First, Kathleen Seidel reports that the public interest law group Public Citizen stepped in to represent her in connection with her attempt to quash the subpoena. That was major trouble for Shoemaker, as Public Citizen has substantial credibility and would draw a lot of attention to her arguments that the subpoena was calculated to retaliate against her for writing about Shoemaker.
Second, Seidel also reports that Shoemaker went even further, hitting a Harvard professor and former members of the Immunization Safety Review Committee of the Institute of Medicine (IOM) with a subpoena, apparently in an attempt to attack the credibility of that organization's conclusions about vaccine safety. Once again, the professor is not a party to the case; she just has the misfortune to have said something publically that a thuggish lawyer doesn't like.
Third, here's the good news: the judge quashed the subpoena and ordered Shoemaker to show cause why he should not be sanctioned under Rule 11. That's a fairly unusual and grave step in federal court. Shoemaker is in trouble. If he's sanctioned for this, the sanctions will probably be reported to his State Bar. It's not clear to me, but it appears that the court may have issued the order based on Seidel's pro se motion to quash, which is quite a coup — and a humiliation for Shoemaker.
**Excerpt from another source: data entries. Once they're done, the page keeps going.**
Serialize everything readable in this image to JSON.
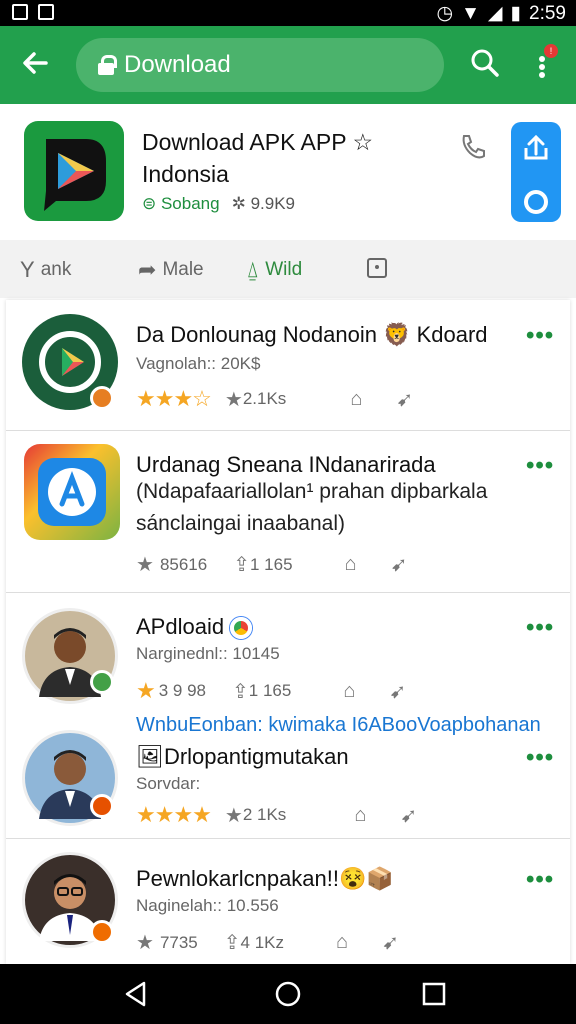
{
  "status_bar": {
    "time": "2:59"
  },
  "app_bar": {
    "back_icon": "arrow-left-icon",
    "url_text": "Download",
    "badge": "!"
  },
  "app_header": {
    "title": "Download APK APP ☆ Indonsia",
    "developer": "Sobang",
    "size": "9.9K9"
  },
  "tabs": [
    {
      "label": "ank",
      "icon": "Y"
    },
    {
      "label": "Male",
      "icon": "share-arrow-icon"
    },
    {
      "label": "Wild",
      "icon": "leaf-icon"
    },
    {
      "label": "",
      "icon": "bookmark-square-icon"
    }
  ],
  "items": [
    {
      "title": "Da Donlounag Nodanoin 🦁 Kdoard",
      "sub": "Vagnolah:: 20K$",
      "stars": "★★★☆",
      "stat1": "2.1Ks",
      "stat2": ""
    },
    {
      "title": "Urdanag Sneana INdanarirada",
      "desc": "(Ndapafaariallolan¹ prahan dipbarkala sánclaingai inaabanal)",
      "stat1": "85616",
      "stat2": "1 165"
    },
    {
      "title": "APdloaid",
      "sub": "Narginednl:: 10145",
      "stat1": "3 9 98",
      "stat2": "1 165"
    },
    {
      "link": "WnbuEonban: kwimaka I6ABooVoapbohanan",
      "title": "Drlopantigmutakan",
      "sub": "Sorvdar:",
      "stars": "★★★★",
      "stat1": "2 1Ks"
    },
    {
      "title": "Pewnlokarlcnpakan!!",
      "sub": "Naginelah:: 10.556",
      "stat1": "7735",
      "stat2": "4 1Kz"
    }
  ],
  "more_label": "•••",
  "colors": {
    "accent_green": "#22a04d",
    "dark_green": "#1e8e3e",
    "star": "#f5a623",
    "blue": "#2196f3"
  }
}
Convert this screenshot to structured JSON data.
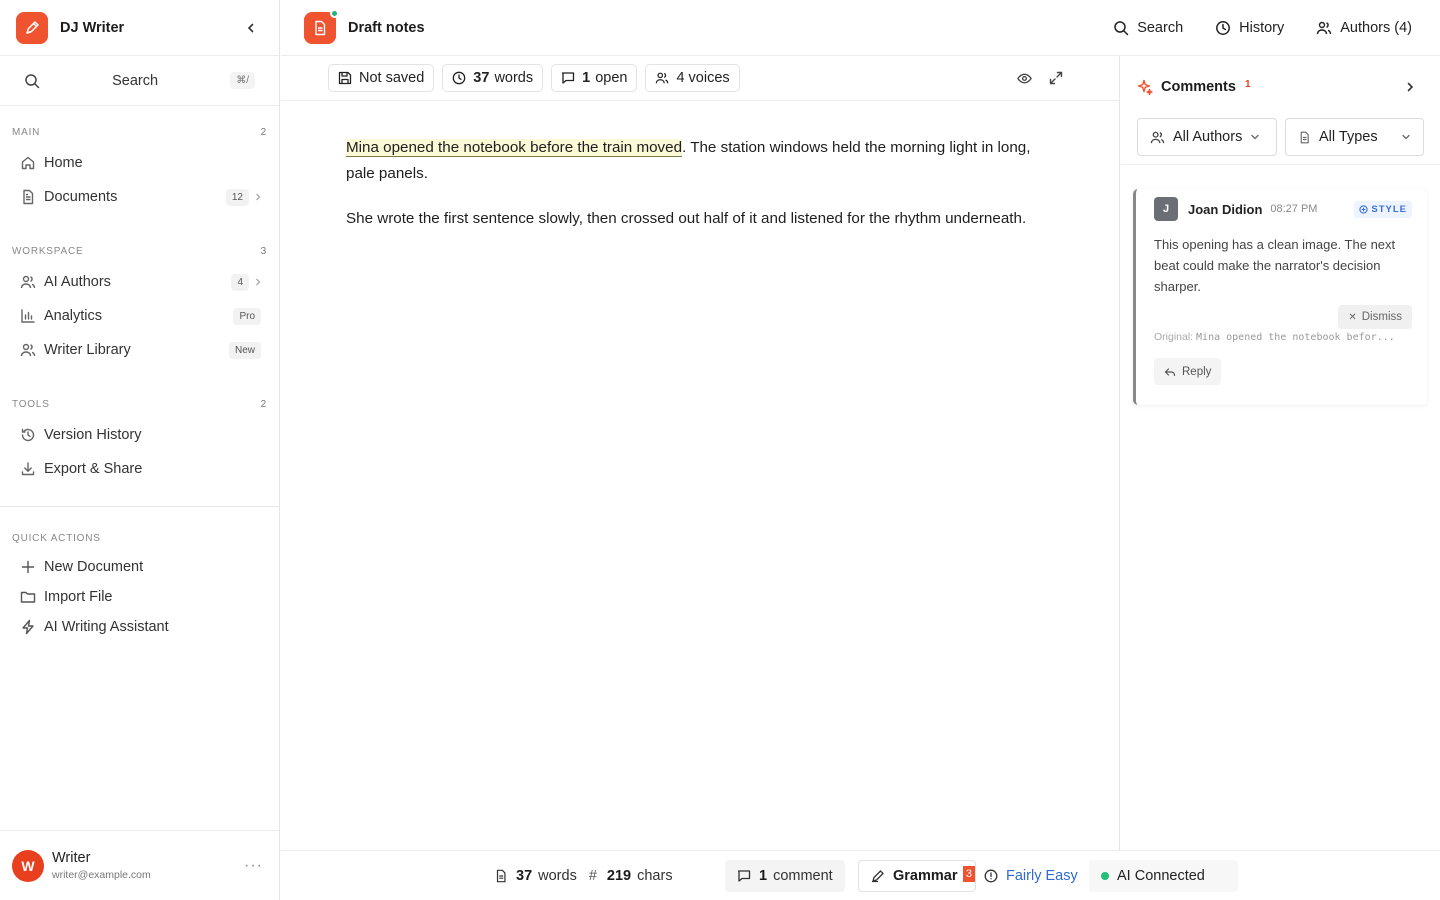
{
  "app": {
    "title": "DJ Writer"
  },
  "sidebar": {
    "search": {
      "label": "Search",
      "shortcut": "⌘/"
    },
    "main": {
      "title": "MAIN",
      "count": "2",
      "items": [
        {
          "label": "Home",
          "icon": "home-icon"
        },
        {
          "label": "Documents",
          "icon": "document-icon",
          "badge": "12"
        }
      ]
    },
    "workspace": {
      "title": "WORKSPACE",
      "count": "3",
      "items": [
        {
          "label": "AI Authors",
          "icon": "users-icon",
          "badge": "4"
        },
        {
          "label": "Analytics",
          "icon": "bar-chart-icon",
          "badge": "Pro"
        },
        {
          "label": "Writer Library",
          "icon": "users-icon",
          "badge": "New"
        }
      ]
    },
    "tools": {
      "title": "TOOLS",
      "count": "2",
      "items": [
        {
          "label": "Version History",
          "icon": "history-icon"
        },
        {
          "label": "Export & Share",
          "icon": "download-icon"
        }
      ]
    },
    "quick_actions": {
      "title": "QUICK ACTIONS",
      "items": [
        {
          "label": "New Document",
          "icon": "plus-icon"
        },
        {
          "label": "Import File",
          "icon": "folder-icon"
        },
        {
          "label": "AI Writing Assistant",
          "icon": "lightning-icon"
        }
      ]
    },
    "user": {
      "initial": "W",
      "name": "Writer",
      "email": "writer@example.com",
      "more": "···"
    }
  },
  "header": {
    "doc_title": "Draft notes",
    "actions": {
      "search": "Search",
      "history": "History",
      "authors": "Authors (4)"
    }
  },
  "toolbar": {
    "save_status": "Not saved",
    "words_count": "37",
    "words_label": "words",
    "open_count": "1",
    "open_label": "open",
    "voices": "4 voices"
  },
  "document": {
    "p1_highlight": "Mina opened the notebook before the train moved",
    "p1_rest": ". The station windows held the morning light in long, pale panels.",
    "p2": "She wrote the first sentence slowly, then crossed out half of it and listened for the rhythm underneath."
  },
  "status": {
    "words_count": "37",
    "words_label": "words",
    "chars_count": "219",
    "chars_label": "chars",
    "comment_count": "1",
    "comment_label": "comment",
    "grammar_label": "Grammar",
    "grammar_badge": "3",
    "readability": "Fairly Easy",
    "ai_status": "AI Connected"
  },
  "comments_panel": {
    "title": "Comments",
    "count": "1",
    "filters": {
      "authors": "All Authors",
      "types": "All Types"
    },
    "comments": [
      {
        "initial": "J",
        "author": "Joan Didion",
        "time": "08:27 PM",
        "tag": "STYLE",
        "body": "This opening has a clean image. The next beat could make the narrator's decision sharper.",
        "dismiss": "Dismiss",
        "original_label": "Original:",
        "original_text": "Mina opened the notebook befor...",
        "reply": "Reply"
      }
    ]
  },
  "colors": {
    "accent": "#f0532f",
    "online": "#22b573",
    "link": "#2f6bd1",
    "tag": "#3a6fd8"
  }
}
The system is all too slow to punish sleazy lawyers who use the law to chill speech, punish dissent, and inflict pain and trouble on adversaries. This is good news.
Last 5 posts by Ken White
- Free Speech Triumphant Or Free Speech In Retreat? - June 21st, 2017
- The Power To Generate Crimes Rather Than Merely Investigate Them - June 19th, 2017
- Free Speech, The Goose, And The Gander - June 17th, 2017
- Free Speech Tropes In The LA Times - June 8th, 2017
- I write letters - June 1st, 2017